Instead, I took jobs from less than savoury people, finding rats on the run and anyone else they paid me to find. It wasn’t the kind of living that would get me through the gates of heaven, but it provided plenty of cash for me to live a cushy life. The way I saw it, people who got mixed up in the underground had made their bed. I was just putting them back in it.
“And how much are we lookin’ at this time?” I asked, just as a body shifted beside me, startling the crap out of me until I remembered the guy I’d met in the bar last night. I barely remembered bringing him up here.
I really need to quit drinking.
“Hold that thought,” I said, slipping from beneath the sheets.
“Man in your bed?”
“Something like that.” I grabbed my dress from the pile of discarded clothes on the floor then pulled it over my head before I stepped out on the balcony, the cool morning air a blast against my warm skin. Goosebumps covered my arms as a chill ran down my spine. I closed the door behind me. “I can talk now.”
“When are you gonna quit fucking those randoms and find yourself a steady guy?” There was amusement in his voice, but I knew he was serious too. Big Jim was the closest thing I’d ever had to a father. See, my mother had never introduced me to my real one. She was a working girl who’d met an untimely end when I was only nine. I’d been unfortunate enough to be watching as she foamed at the mouth with a needle hanging out of her arm, not having a clue what to do to help. That background made me too damaged for placement with a decent foster family. By the time I’d gone to Jim and demanded a job, I was living in a girl’s home with a massive chip on my shoulder and rage swimming in my blood. He’d asked why I wanted to work for a private investigator, and I’d told him I wanted to find out who my father was so I could cut off his nuts for abandoning me. He’d laughed, told me I was too young to be a PI then offered me a job anyway. I was the office shit-kicker until I turned eighteen and got my license. Then I’d worked my arse off until I was the best PI he had. I even found out who my father was with minimal clues. Much to my chagrin, I was still yet to take the man’s balls. One day….
I rubbed my hand over my face and sighed, the idea of settling down prickling uncomfortably beneath my skin. “I don’t do happily ever afters, Jim. You should know that by now.”
“Never said nothin’ ‘bout bein’ happy, kid. Just settlin’ down. Sowing some roots and shit.” He coughed, his chest rattling from decades of cigars balanced between his teeth.
“Ah, don’t use me as your example. I’m old and I fucked up my life years ago.”
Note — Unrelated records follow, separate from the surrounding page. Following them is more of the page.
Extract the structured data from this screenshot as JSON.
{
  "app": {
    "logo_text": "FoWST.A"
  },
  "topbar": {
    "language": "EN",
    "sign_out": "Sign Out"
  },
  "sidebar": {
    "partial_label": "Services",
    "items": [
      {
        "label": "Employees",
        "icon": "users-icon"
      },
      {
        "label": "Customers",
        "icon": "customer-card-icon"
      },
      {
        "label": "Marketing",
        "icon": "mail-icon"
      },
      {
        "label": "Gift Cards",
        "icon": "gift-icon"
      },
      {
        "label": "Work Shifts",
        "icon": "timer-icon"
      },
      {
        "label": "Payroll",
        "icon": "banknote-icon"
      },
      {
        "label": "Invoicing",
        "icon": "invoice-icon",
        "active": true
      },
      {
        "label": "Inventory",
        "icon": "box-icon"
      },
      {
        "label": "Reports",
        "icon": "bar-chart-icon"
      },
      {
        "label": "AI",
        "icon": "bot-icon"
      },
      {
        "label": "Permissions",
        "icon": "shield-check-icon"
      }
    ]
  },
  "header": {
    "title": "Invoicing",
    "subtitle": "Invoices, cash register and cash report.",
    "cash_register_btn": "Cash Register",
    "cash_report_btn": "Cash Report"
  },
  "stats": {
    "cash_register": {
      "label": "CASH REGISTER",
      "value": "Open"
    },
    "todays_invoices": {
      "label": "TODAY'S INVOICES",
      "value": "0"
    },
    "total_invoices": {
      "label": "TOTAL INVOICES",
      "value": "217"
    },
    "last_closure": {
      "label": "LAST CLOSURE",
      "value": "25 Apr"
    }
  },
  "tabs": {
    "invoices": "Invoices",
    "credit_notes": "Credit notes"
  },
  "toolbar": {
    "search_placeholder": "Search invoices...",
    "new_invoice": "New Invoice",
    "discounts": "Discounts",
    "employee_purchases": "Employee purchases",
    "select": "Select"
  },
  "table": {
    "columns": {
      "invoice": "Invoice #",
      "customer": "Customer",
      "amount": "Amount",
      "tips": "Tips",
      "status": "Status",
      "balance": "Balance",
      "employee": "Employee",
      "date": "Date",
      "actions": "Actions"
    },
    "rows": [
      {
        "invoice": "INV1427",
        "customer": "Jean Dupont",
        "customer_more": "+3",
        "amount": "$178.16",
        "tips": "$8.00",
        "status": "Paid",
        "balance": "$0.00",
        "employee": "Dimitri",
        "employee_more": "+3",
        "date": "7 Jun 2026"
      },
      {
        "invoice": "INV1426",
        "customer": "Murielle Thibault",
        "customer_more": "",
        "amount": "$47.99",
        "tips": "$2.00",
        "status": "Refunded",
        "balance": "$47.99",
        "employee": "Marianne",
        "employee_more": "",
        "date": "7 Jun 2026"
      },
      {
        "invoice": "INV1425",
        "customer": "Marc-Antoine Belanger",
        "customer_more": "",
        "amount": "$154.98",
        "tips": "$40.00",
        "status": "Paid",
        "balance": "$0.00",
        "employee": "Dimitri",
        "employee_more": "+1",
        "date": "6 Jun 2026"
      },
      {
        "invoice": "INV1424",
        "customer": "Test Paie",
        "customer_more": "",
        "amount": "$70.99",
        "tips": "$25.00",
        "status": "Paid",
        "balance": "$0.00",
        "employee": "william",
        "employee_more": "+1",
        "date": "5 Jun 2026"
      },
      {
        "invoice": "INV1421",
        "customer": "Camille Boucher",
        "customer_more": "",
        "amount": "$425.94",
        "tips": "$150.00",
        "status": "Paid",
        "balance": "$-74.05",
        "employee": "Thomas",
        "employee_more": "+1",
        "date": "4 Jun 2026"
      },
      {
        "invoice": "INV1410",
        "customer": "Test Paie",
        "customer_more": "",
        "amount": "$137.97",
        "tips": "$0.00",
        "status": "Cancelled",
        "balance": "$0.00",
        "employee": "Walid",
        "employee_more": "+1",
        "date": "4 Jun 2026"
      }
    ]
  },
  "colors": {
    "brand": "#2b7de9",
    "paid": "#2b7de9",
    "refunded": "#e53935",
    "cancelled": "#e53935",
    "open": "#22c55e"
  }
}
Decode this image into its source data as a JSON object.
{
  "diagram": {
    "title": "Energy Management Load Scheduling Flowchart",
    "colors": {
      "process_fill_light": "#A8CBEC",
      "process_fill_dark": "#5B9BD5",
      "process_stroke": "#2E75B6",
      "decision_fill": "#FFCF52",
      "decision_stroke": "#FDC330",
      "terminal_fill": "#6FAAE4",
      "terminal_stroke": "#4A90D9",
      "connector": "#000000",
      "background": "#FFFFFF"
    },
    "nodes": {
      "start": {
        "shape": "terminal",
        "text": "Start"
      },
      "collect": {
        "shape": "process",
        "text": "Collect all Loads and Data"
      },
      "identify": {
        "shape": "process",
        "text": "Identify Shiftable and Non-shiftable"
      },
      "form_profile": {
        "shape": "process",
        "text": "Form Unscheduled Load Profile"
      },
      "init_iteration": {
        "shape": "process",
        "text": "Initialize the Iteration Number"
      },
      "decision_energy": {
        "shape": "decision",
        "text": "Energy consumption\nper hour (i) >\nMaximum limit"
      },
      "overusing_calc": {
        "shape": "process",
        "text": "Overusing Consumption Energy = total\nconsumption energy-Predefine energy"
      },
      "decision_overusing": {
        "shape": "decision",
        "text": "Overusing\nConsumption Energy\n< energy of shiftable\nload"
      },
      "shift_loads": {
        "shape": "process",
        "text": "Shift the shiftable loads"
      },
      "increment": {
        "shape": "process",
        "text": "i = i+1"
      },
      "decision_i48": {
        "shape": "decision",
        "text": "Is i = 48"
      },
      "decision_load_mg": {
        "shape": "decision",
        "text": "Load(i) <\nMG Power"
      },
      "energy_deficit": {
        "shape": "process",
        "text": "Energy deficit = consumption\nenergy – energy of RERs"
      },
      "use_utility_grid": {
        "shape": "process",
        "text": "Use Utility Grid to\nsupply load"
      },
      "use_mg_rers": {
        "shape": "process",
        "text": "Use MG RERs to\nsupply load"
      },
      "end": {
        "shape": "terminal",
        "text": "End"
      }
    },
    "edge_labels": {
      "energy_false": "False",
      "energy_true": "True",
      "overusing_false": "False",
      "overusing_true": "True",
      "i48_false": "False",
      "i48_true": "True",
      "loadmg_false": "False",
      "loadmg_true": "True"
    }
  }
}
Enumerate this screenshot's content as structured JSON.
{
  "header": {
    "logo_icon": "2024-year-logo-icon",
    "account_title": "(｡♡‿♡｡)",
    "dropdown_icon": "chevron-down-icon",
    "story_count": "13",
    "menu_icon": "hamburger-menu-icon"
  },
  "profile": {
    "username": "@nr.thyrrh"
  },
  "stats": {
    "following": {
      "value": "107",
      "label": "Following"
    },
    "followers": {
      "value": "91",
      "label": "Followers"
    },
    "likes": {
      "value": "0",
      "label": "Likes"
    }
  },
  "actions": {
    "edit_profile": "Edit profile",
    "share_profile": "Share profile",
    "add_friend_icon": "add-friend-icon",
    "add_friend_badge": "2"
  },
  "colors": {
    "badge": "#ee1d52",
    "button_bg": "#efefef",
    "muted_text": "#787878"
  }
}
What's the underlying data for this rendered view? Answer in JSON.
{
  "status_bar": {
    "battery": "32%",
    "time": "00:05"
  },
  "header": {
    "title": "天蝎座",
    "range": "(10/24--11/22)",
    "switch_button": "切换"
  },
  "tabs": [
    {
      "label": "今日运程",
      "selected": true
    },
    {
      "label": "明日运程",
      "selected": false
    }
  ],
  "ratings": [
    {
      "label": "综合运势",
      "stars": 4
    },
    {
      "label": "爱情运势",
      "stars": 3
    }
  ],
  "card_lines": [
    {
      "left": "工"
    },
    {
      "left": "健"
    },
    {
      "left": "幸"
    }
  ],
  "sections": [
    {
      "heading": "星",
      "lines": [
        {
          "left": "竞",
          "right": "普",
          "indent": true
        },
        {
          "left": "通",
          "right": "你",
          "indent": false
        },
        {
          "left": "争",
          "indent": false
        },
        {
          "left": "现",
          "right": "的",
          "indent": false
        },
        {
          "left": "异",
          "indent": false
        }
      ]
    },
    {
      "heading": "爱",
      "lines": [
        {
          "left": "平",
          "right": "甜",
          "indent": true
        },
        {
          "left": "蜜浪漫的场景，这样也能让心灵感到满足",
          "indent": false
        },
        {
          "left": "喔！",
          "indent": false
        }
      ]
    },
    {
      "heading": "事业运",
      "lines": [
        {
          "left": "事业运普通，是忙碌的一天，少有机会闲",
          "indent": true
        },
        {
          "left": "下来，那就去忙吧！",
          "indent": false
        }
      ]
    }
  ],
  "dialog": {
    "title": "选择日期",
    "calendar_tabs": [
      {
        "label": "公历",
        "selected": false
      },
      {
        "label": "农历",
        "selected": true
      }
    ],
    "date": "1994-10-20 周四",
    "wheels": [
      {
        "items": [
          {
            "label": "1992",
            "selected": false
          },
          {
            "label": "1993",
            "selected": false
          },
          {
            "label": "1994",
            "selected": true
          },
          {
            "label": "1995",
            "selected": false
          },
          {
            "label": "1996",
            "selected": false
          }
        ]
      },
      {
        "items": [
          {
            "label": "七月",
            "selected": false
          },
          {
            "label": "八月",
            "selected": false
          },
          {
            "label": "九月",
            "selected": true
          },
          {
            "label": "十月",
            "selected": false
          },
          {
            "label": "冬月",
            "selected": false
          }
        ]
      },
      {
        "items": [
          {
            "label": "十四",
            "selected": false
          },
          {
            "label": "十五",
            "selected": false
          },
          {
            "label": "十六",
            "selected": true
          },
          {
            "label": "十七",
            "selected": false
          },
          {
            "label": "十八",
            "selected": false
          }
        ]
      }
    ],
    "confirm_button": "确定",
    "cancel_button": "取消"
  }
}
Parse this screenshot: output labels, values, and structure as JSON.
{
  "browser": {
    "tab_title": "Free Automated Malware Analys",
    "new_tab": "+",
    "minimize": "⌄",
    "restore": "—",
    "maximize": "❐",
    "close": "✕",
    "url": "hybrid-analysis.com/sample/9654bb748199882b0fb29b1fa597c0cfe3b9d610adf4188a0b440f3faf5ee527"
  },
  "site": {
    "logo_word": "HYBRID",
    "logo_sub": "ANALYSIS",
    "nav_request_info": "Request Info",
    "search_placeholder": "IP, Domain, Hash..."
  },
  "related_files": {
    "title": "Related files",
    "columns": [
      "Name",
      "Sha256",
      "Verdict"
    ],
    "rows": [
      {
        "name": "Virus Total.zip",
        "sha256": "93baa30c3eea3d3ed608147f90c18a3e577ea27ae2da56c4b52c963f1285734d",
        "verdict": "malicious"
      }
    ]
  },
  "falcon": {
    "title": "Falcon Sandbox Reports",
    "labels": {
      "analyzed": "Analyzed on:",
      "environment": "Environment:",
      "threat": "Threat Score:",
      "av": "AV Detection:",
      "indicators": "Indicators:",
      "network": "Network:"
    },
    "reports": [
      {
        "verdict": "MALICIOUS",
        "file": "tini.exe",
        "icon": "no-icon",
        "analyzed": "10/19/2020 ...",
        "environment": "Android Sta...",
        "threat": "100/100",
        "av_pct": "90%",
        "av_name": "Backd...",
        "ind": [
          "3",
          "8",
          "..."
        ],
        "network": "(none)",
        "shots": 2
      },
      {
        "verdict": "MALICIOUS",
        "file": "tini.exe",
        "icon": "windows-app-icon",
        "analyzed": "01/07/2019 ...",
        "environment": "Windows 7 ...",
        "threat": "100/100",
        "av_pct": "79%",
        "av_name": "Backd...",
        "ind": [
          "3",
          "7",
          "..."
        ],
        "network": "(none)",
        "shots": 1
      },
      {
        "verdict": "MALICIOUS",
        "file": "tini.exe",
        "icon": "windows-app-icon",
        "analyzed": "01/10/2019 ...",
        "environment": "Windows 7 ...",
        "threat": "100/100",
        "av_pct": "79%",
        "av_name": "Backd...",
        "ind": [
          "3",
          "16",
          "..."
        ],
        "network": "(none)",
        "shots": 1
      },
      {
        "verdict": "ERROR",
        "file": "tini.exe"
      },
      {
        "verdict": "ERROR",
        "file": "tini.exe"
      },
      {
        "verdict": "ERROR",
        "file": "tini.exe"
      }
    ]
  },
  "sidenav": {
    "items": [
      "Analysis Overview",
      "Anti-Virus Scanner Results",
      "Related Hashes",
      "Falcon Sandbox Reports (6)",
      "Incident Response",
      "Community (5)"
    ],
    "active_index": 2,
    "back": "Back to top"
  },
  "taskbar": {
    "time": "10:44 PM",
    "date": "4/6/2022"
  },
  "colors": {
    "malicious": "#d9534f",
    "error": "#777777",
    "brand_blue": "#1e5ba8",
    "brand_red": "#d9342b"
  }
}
In his late sixties, Jim had had three wives and four children, none of whom talked to him. He’d always been married to his job above all else. Probably why he and I got along so well, even though I was half his age.